– Your garden encompasses both traditional English flower borders and modern design solutions. Its age is not easily discernible…

– The house itself was built around 1880. The garden, however, was established approximately 40 years later by my wife’s grandmother, Heather Muir, a year after she and her husband purchased Kiftsgate Court. The upper part of the garden was developed at that time. Johnny Johnson, the creator of the famous Hidcote Manor nearby, helped Heather with valuable advice and support.

In the 1930s, the slopes were strengthened and terraced. The lower garden and the semi-circular swimming pool at the bottom were created in the late 1950s to early 1960s when the garden came under the management of my wife’s mother, Daphne Binnie. She continued to care for it, filling the lower terraces with plantings and redesigning the White Garden at the top.

We moved here in the 1980s. We didn’t have the opportunity to study gardening professionally; knowledge was passed down “from hand to hand” in our family. We learned through trial and error. Each generation brings something unique to the garden.

And in the upper garden, we transformed the old tennis court into a modern, quite minimalist garden. So, the story continues…
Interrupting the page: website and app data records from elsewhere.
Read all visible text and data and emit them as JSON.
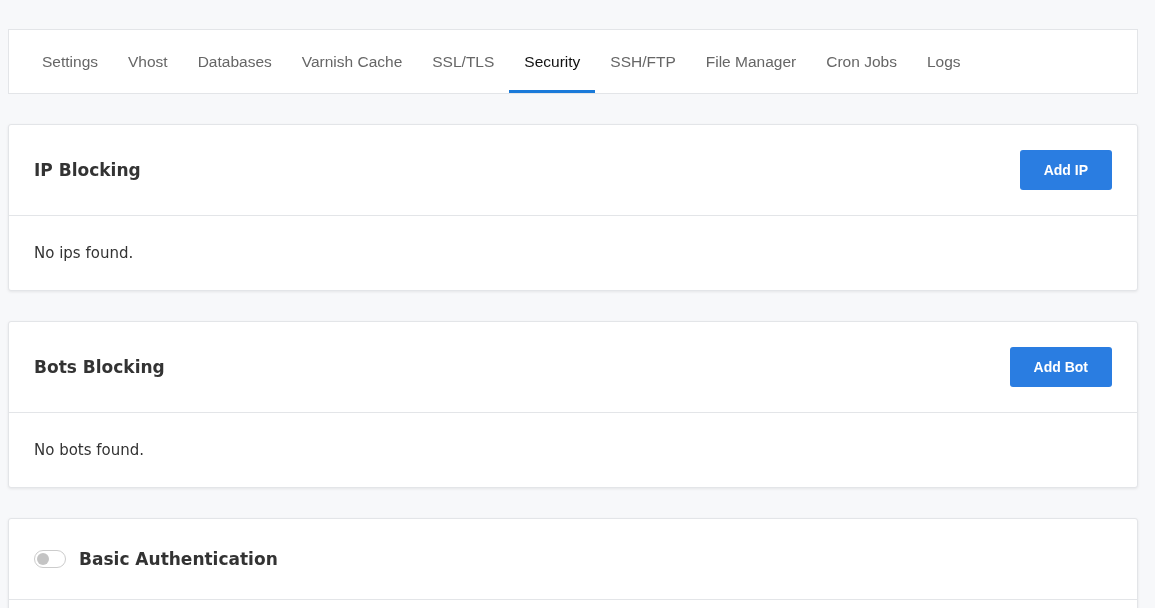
{
  "tabs": [
    {
      "label": "Settings",
      "selected": false
    },
    {
      "label": "Vhost",
      "selected": false
    },
    {
      "label": "Databases",
      "selected": false
    },
    {
      "label": "Varnish Cache",
      "selected": false
    },
    {
      "label": "SSL/TLS",
      "selected": false
    },
    {
      "label": "Security",
      "selected": true
    },
    {
      "label": "SSH/FTP",
      "selected": false
    },
    {
      "label": "File Manager",
      "selected": false
    },
    {
      "label": "Cron Jobs",
      "selected": false
    },
    {
      "label": "Logs",
      "selected": false
    }
  ],
  "ip_blocking": {
    "title": "IP Blocking",
    "button": "Add IP",
    "empty_message": "No ips found."
  },
  "bots_blocking": {
    "title": "Bots Blocking",
    "button": "Add Bot",
    "empty_message": "No bots found."
  },
  "basic_authentication": {
    "title": "Basic Authentication",
    "on": false
  }
}
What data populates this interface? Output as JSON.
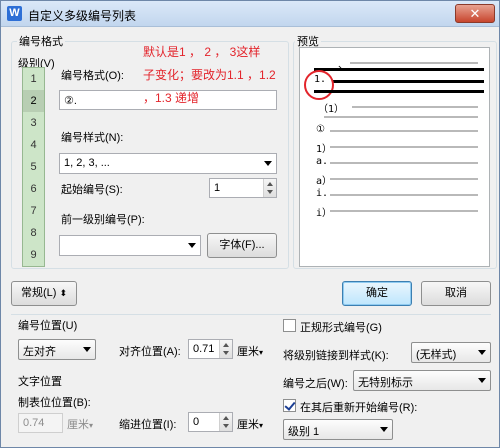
{
  "title": "自定义多级编号列表",
  "number_format_group": {
    "title": "编号格式",
    "level_label": "级别(V)",
    "levels": [
      "1",
      "2",
      "3",
      "4",
      "5",
      "6",
      "7",
      "8",
      "9"
    ],
    "selected_level": "2",
    "format_label": "编号格式(O):",
    "format_value": "②.",
    "style_label": "编号样式(N):",
    "style_value": "1, 2, 3, ...",
    "start_label": "起始编号(S):",
    "start_value": "1",
    "prev_level_label": "前一级别编号(P):",
    "prev_level_value": "",
    "font_button": "字体(F)..."
  },
  "annotation": {
    "line1": "默认是1  ，  2   ，  3这样",
    "line2": "子变化；要改为1.1   ，1.2",
    "line3": "，1.3   递增"
  },
  "preview": {
    "title": "预览",
    "items": [
      "、",
      "1.",
      "（1）",
      "①",
      "1）",
      "a.",
      "a）",
      "i.",
      "i）"
    ]
  },
  "buttons": {
    "normal": "常规(L)",
    "ok": "确定",
    "cancel": "取消"
  },
  "number_position": {
    "title": "编号位置(U)",
    "align_value": "左对齐",
    "align_pos_label": "对齐位置(A):",
    "align_pos_value": "0.71",
    "align_pos_unit": "厘米"
  },
  "text_position": {
    "title": "文字位置",
    "tab_label": "制表位位置(B):",
    "tab_value": "0.74",
    "tab_unit": "厘米",
    "indent_label": "缩进位置(I):",
    "indent_value": "0",
    "indent_unit": "厘米"
  },
  "right_options": {
    "legal_label": "正规形式编号(G)",
    "legal_checked": false,
    "link_style_label": "将级别链接到样式(K):",
    "link_style_value": "(无样式)",
    "after_label": "编号之后(W):",
    "after_value": "无特别标示",
    "restart_label": "在其后重新开始编号(R):",
    "restart_checked": true,
    "restart_value": "级别 1"
  }
}
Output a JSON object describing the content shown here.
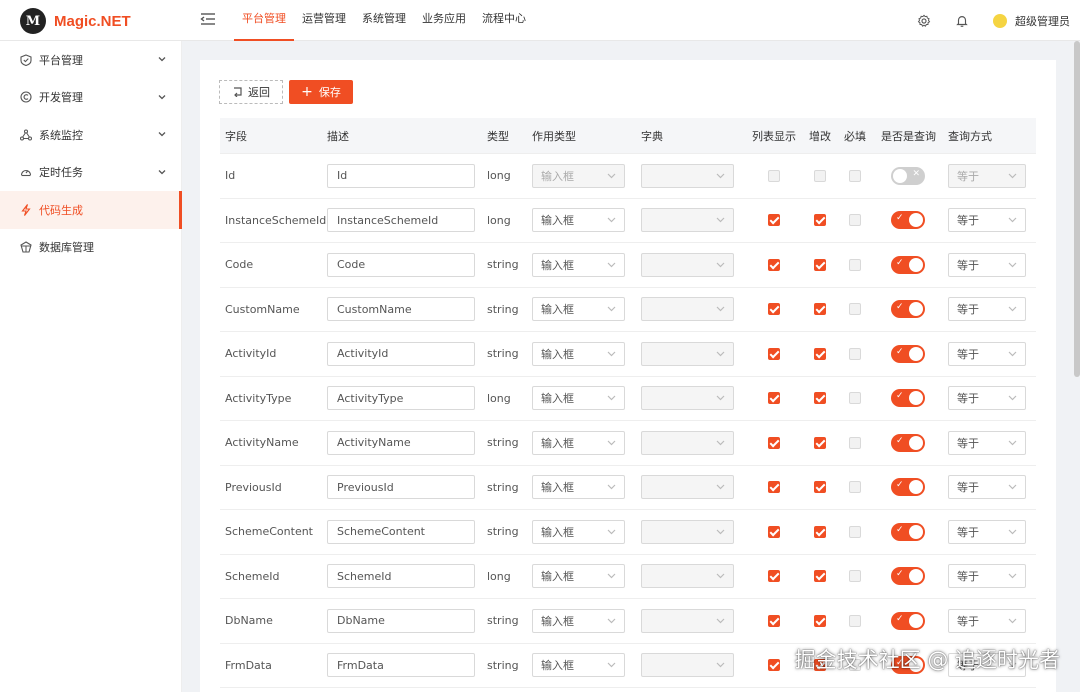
{
  "app": {
    "logo_letter": "M",
    "title": "Magic.NET"
  },
  "topnav": [
    {
      "label": "平台管理",
      "active": true
    },
    {
      "label": "运营管理",
      "active": false
    },
    {
      "label": "系统管理",
      "active": false
    },
    {
      "label": "业务应用",
      "active": false
    },
    {
      "label": "流程中心",
      "active": false
    }
  ],
  "user": {
    "name": "超级管理员"
  },
  "sidebar": {
    "items": [
      {
        "label": "平台管理",
        "icon": "shield-icon",
        "expandable": true,
        "active": false
      },
      {
        "label": "开发管理",
        "icon": "copyright-icon",
        "expandable": true,
        "active": false
      },
      {
        "label": "系统监控",
        "icon": "cluster-icon",
        "expandable": true,
        "active": false
      },
      {
        "label": "定时任务",
        "icon": "dashboard-icon",
        "expandable": true,
        "active": false
      },
      {
        "label": "代码生成",
        "icon": "bolt-icon",
        "expandable": false,
        "active": true
      },
      {
        "label": "数据库管理",
        "icon": "database-icon",
        "expandable": false,
        "active": false
      }
    ]
  },
  "toolbar": {
    "back_label": "返回",
    "save_label": "保存"
  },
  "table": {
    "headers": {
      "field": "字段",
      "desc": "描述",
      "type": "类型",
      "action_type": "作用类型",
      "dict": "字典",
      "list_show": "列表显示",
      "edit": "增改",
      "required": "必填",
      "is_query": "是否是查询",
      "query_mode": "查询方式"
    },
    "rows": [
      {
        "field": "Id",
        "desc": "Id",
        "type": "long",
        "action": "输入框",
        "list": false,
        "edit": false,
        "required": false,
        "query": false,
        "mode": "等于",
        "disabled": true
      },
      {
        "field": "InstanceSchemeId",
        "desc": "InstanceSchemeId",
        "type": "long",
        "action": "输入框",
        "list": true,
        "edit": true,
        "required": false,
        "query": true,
        "mode": "等于",
        "disabled": false
      },
      {
        "field": "Code",
        "desc": "Code",
        "type": "string",
        "action": "输入框",
        "list": true,
        "edit": true,
        "required": false,
        "query": true,
        "mode": "等于",
        "disabled": false
      },
      {
        "field": "CustomName",
        "desc": "CustomName",
        "type": "string",
        "action": "输入框",
        "list": true,
        "edit": true,
        "required": false,
        "query": true,
        "mode": "等于",
        "disabled": false
      },
      {
        "field": "ActivityId",
        "desc": "ActivityId",
        "type": "string",
        "action": "输入框",
        "list": true,
        "edit": true,
        "required": false,
        "query": true,
        "mode": "等于",
        "disabled": false
      },
      {
        "field": "ActivityType",
        "desc": "ActivityType",
        "type": "long",
        "action": "输入框",
        "list": true,
        "edit": true,
        "required": false,
        "query": true,
        "mode": "等于",
        "disabled": false
      },
      {
        "field": "ActivityName",
        "desc": "ActivityName",
        "type": "string",
        "action": "输入框",
        "list": true,
        "edit": true,
        "required": false,
        "query": true,
        "mode": "等于",
        "disabled": false
      },
      {
        "field": "PreviousId",
        "desc": "PreviousId",
        "type": "string",
        "action": "输入框",
        "list": true,
        "edit": true,
        "required": false,
        "query": true,
        "mode": "等于",
        "disabled": false
      },
      {
        "field": "SchemeContent",
        "desc": "SchemeContent",
        "type": "string",
        "action": "输入框",
        "list": true,
        "edit": true,
        "required": false,
        "query": true,
        "mode": "等于",
        "disabled": false
      },
      {
        "field": "SchemeId",
        "desc": "SchemeId",
        "type": "long",
        "action": "输入框",
        "list": true,
        "edit": true,
        "required": false,
        "query": true,
        "mode": "等于",
        "disabled": false
      },
      {
        "field": "DbName",
        "desc": "DbName",
        "type": "string",
        "action": "输入框",
        "list": true,
        "edit": true,
        "required": false,
        "query": true,
        "mode": "等于",
        "disabled": false
      },
      {
        "field": "FrmData",
        "desc": "FrmData",
        "type": "string",
        "action": "输入框",
        "list": true,
        "edit": true,
        "required": false,
        "query": true,
        "mode": "等于",
        "disabled": false
      }
    ]
  },
  "watermark": "掘金技术社区 @ 追逐时光者",
  "colors": {
    "accent": "#f04e23",
    "active_bg": "#fdf1ec"
  }
}
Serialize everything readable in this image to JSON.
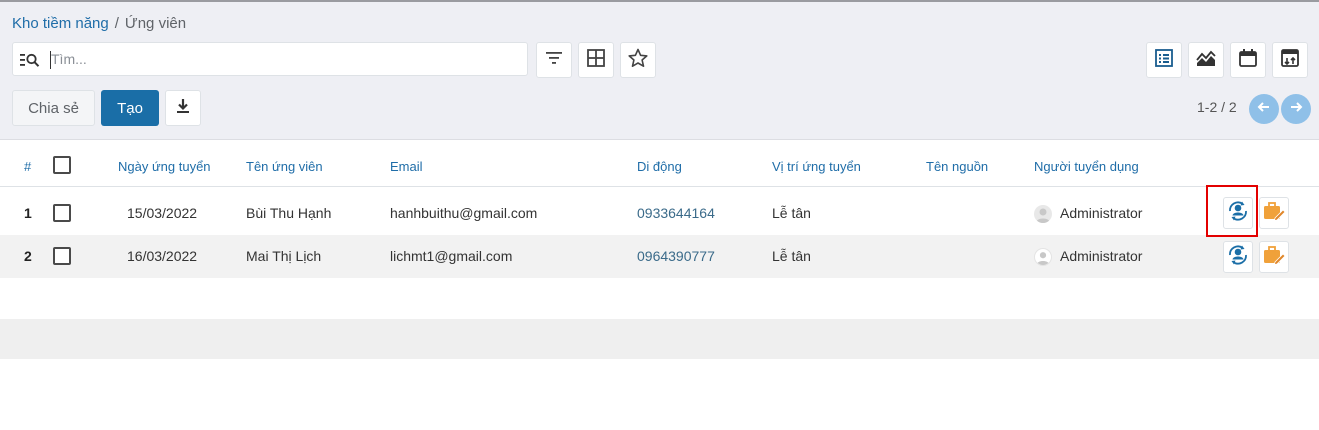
{
  "breadcrumb": {
    "parent": "Kho tiềm năng",
    "separator": "/",
    "current": "Ứng viên"
  },
  "search": {
    "placeholder": "Tìm..."
  },
  "actions": {
    "share_label": "Chia sẻ",
    "create_label": "Tạo"
  },
  "pager": {
    "value": "1-2 / 2"
  },
  "table": {
    "columns": {
      "index": "#",
      "apply_date": "Ngày ứng tuyển",
      "name": "Tên ứng viên",
      "email": "Email",
      "mobile": "Di động",
      "position": "Vị trí ứng tuyển",
      "source": "Tên nguồn",
      "recruiter": "Người tuyển dụng"
    },
    "rows": [
      {
        "index": "1",
        "apply_date": "15/03/2022",
        "name": "Bùi Thu Hạnh",
        "email": "hanhbuithu@gmail.com",
        "mobile": "0933644164",
        "position": "Lễ tân",
        "source": "",
        "recruiter": "Administrator"
      },
      {
        "index": "2",
        "apply_date": "16/03/2022",
        "name": "Mai Thị Lịch",
        "email": "lichmt1@gmail.com",
        "mobile": "0964390777",
        "position": "Lễ tân",
        "source": "",
        "recruiter": "Administrator"
      }
    ]
  },
  "colors": {
    "primary": "#1a6ea7",
    "link": "#1f6da8",
    "highlight": "#e30000",
    "orange_icon": "#f0a13a"
  },
  "icons": {
    "search": "search-icon",
    "filter": "filter-icon",
    "group": "group-by-icon",
    "favorite": "star-icon",
    "list_view": "list-view-icon",
    "pivot_view": "chart-view-icon",
    "calendar_view": "calendar-view-icon",
    "activity_view": "activity-view-icon",
    "download": "download-icon",
    "previous": "arrow-left-icon",
    "next": "arrow-right-icon",
    "convert_employee": "user-sync-icon",
    "job": "briefcase-edit-icon"
  }
}
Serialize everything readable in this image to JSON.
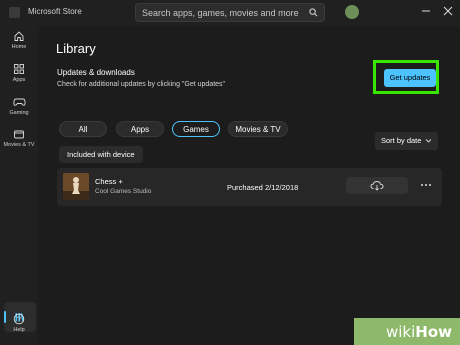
{
  "titlebar": {
    "app_title": "Microsoft Store",
    "search_placeholder": "Search apps, games, movies and more",
    "app_icon": "store-icon",
    "search_icon": "search-icon",
    "minimize_icon": "minimize-icon",
    "close_icon": "close-icon"
  },
  "sidebar": {
    "items": [
      {
        "label": "Home",
        "icon": "home-icon"
      },
      {
        "label": "Apps",
        "icon": "apps-icon"
      },
      {
        "label": "Gaming",
        "icon": "gaming-icon"
      },
      {
        "label": "Movies & TV",
        "icon": "movies-icon"
      }
    ],
    "library_icon": "library-icon",
    "help": {
      "label": "Help",
      "icon": "help-icon"
    }
  },
  "main": {
    "title": "Library",
    "updates": {
      "title": "Updates & downloads",
      "description": "Check for additional updates by clicking \"Get updates\"",
      "button_label": "Get updates"
    },
    "filters": [
      {
        "label": "All",
        "active": false
      },
      {
        "label": "Apps",
        "active": false
      },
      {
        "label": "Games",
        "active": true
      },
      {
        "label": "Movies & TV",
        "active": false
      }
    ],
    "sort_label": "Sort by date",
    "included_label": "Included with device",
    "items": [
      {
        "name": "Chess +",
        "developer": "Cool Games Studio",
        "purchased": "Purchased 2/12/2018"
      }
    ]
  },
  "watermark": {
    "wiki": "wiki",
    "how": "How"
  },
  "colors": {
    "accent": "#4cc2ff",
    "highlight": "#39e600",
    "background": "#1c1c1c",
    "watermark": "#8fb96a"
  }
}
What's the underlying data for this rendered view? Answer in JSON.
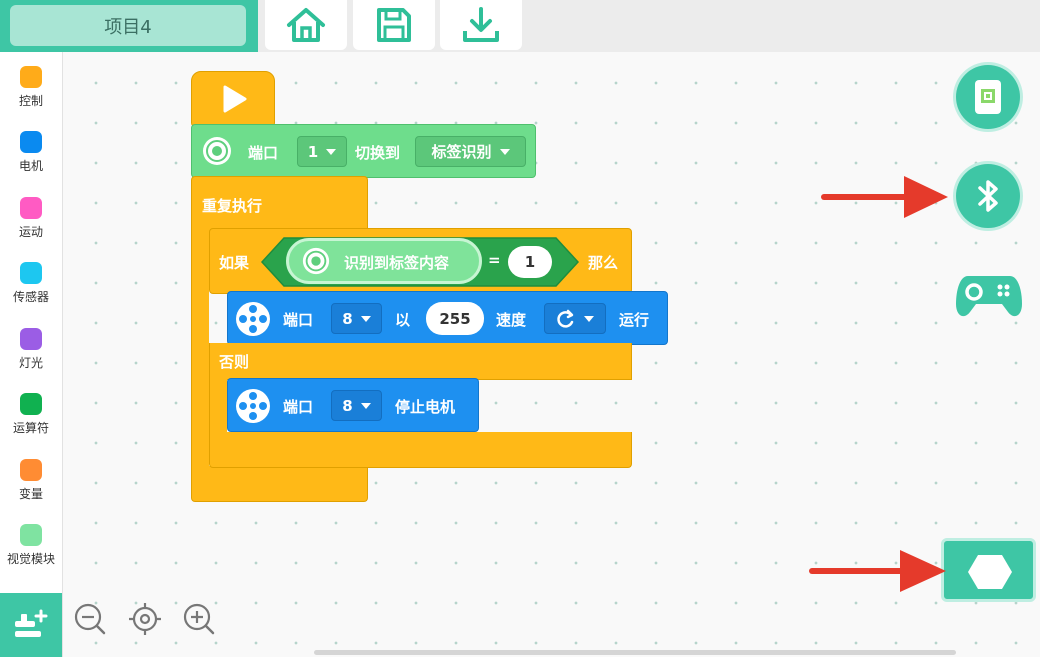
{
  "header": {
    "project_name": "项目4"
  },
  "toolbar": {
    "home_icon": "home-icon",
    "save_icon": "save-icon",
    "download_icon": "download-icon"
  },
  "sidebar": {
    "categories": [
      {
        "label": "控制",
        "color": "#FFAB19"
      },
      {
        "label": "电机",
        "color": "#0A8AF0"
      },
      {
        "label": "运动",
        "color": "#FF5BC3"
      },
      {
        "label": "传感器",
        "color": "#1DC7F0"
      },
      {
        "label": "灯光",
        "color": "#9B5DE5"
      },
      {
        "label": "运算符",
        "color": "#10B150"
      },
      {
        "label": "变量",
        "color": "#FF8C33"
      },
      {
        "label": "视觉模块",
        "color": "#7FE3A1"
      }
    ]
  },
  "blocks": {
    "switch": {
      "port_label": "端口",
      "port_value": "1",
      "switch_label": "切换到",
      "mode_value": "标签识别"
    },
    "repeat": {
      "label": "重复执行"
    },
    "if": {
      "if_label": "如果",
      "sensor_label": "识别到标签内容",
      "operator": "=",
      "compare_value": "1",
      "then_label": "那么"
    },
    "motor_run": {
      "port_label": "端口",
      "port_value": "8",
      "with_label": "以",
      "speed_value": "255",
      "speed_label": "速度",
      "run_label": "运行"
    },
    "else": {
      "label": "否则"
    },
    "motor_stop": {
      "port_label": "端口",
      "port_value": "8",
      "stop_label": "停止电机"
    }
  },
  "colors": {
    "accent": "#3EC6A5",
    "control": "#FFAB19",
    "motor": "#1E90F0",
    "vision": "#6EDD8C",
    "operator": "#2AA34C",
    "arrow": "#E53A2B"
  }
}
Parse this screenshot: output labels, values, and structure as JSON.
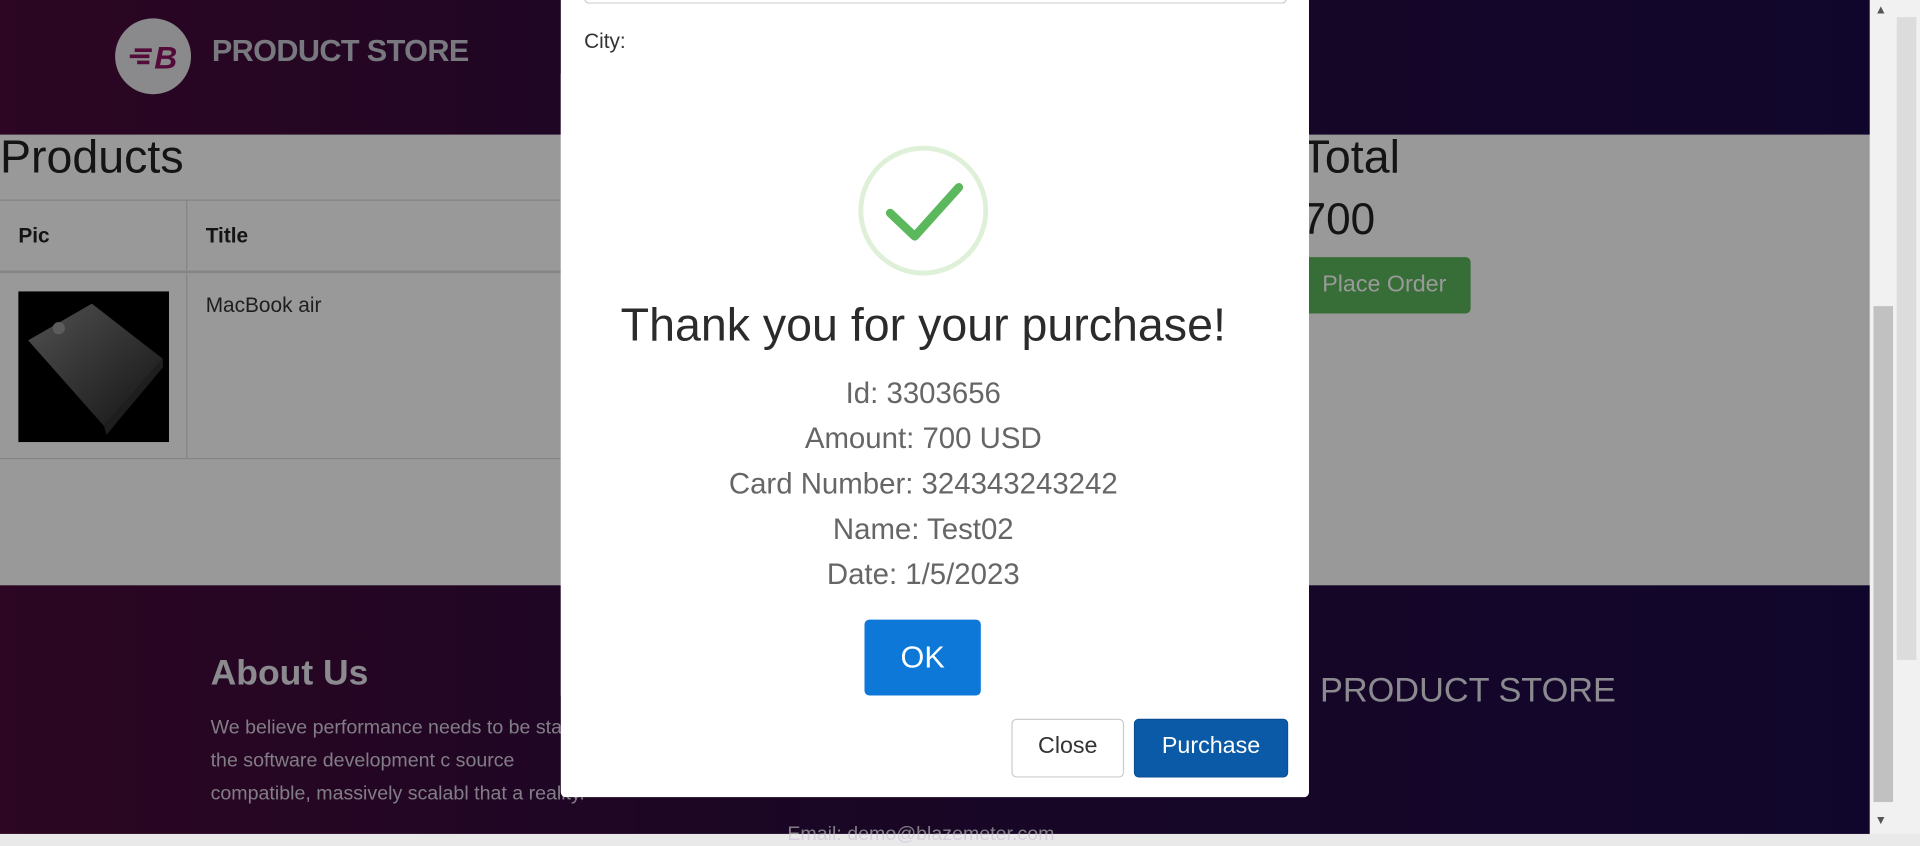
{
  "header": {
    "brand": "PRODUCT STORE"
  },
  "cart": {
    "products_title": "Products",
    "columns": {
      "pic": "Pic",
      "title": "Title"
    },
    "rows": [
      {
        "title": "MacBook air"
      }
    ],
    "total_title": "Total",
    "total_value": "700",
    "place_order": "Place Order"
  },
  "footer": {
    "about_title": "About Us",
    "about_text": "We believe performance needs to be stage of the software development c source compatible, massively scalabl that a reality.",
    "brand": "PRODUCT STORE",
    "email": "Email: demo@blazemeter.com"
  },
  "order_modal": {
    "city_label": "City:",
    "close": "Close",
    "purchase": "Purchase"
  },
  "alert": {
    "title": "Thank you for your purchase!",
    "id_line": "Id: 3303656",
    "amount_line": "Amount: 700 USD",
    "card_line": "Card Number: 324343243242",
    "name_line": "Name: Test02",
    "date_line": "Date: 1/5/2023",
    "ok": "OK",
    "icon": "checkmark-icon",
    "accent": "#5cb85c"
  }
}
– I suppose you and your wife designed and created this austere water garden specifically for yourselves?

– Kiftsgate Court is a traditional flower garden that requires constant care, and it’s very challenging to find time to simply stroll and enjoy it fully. You always notice what needs to be done: weeding, pruning foliage. Something may deviate from the color scheme, while other plants may grow excessively large.

With our new water garden, there are no flowers at all. We approached its creation from a design perspective. Now, in place of the old tennis court, there’s a serene and secluded garden where we can truly sit and meditate.

– Your garden is full of surprises. Upon entering the rose garden, I immediately noticed the enormous vine entwining the trees. What is it?

– That’s the largest rose in Britain. Heather Muir bought it from a local breeder as a musk rose. The seedling was planted in the rose garden in 1930. During the Second World War, the garden was hardly maintained, and naturally, the roses were not pruned. During that time, my grandmother-in-law’s “musk” acquisition grew considerably.

Thus, it became one of the most famous roses in the country and our biggest mistake. This rose blooms for 15-20 days in early July, but for the other 48 weeks of the year, it’s a nightmare: highly thorny, vigorous, and remarkably aggressive.

So, if you’re interested in the rose garden, come visit us at the end of June for the blooming of the antique roses and in early July to admire ‘Kiftsgate.’ I wouldn’t advise you to plant it in your garden. We can barely control the appetites of this monster with annual severe pruning.

– Do you take care of the garden yourselves, or do you have helpers?

We have two permanent gardeners, and one more joins them during the summer. But we ourselves spend a significant amount of time in the garden. Additionally, we have a nursery where we propagate rare and unusual plants from our garden for sale.

– Aren’t the warm-weather-loving exotics affected by the cold in winter?

The upper part of the garden was originally enclosed by living hedges to provide wind protection – it’s quite windy at the top of our hill. In fact, freezing winds cause much more damage to the garden than low winter temperatures.

– Have you visited Russia?

I used to fly to Moscow frequently for work in the mid-1980s. Your capital seemed very gray and dismal to me back then. But now, it’s a completely different story!


Nhat Dang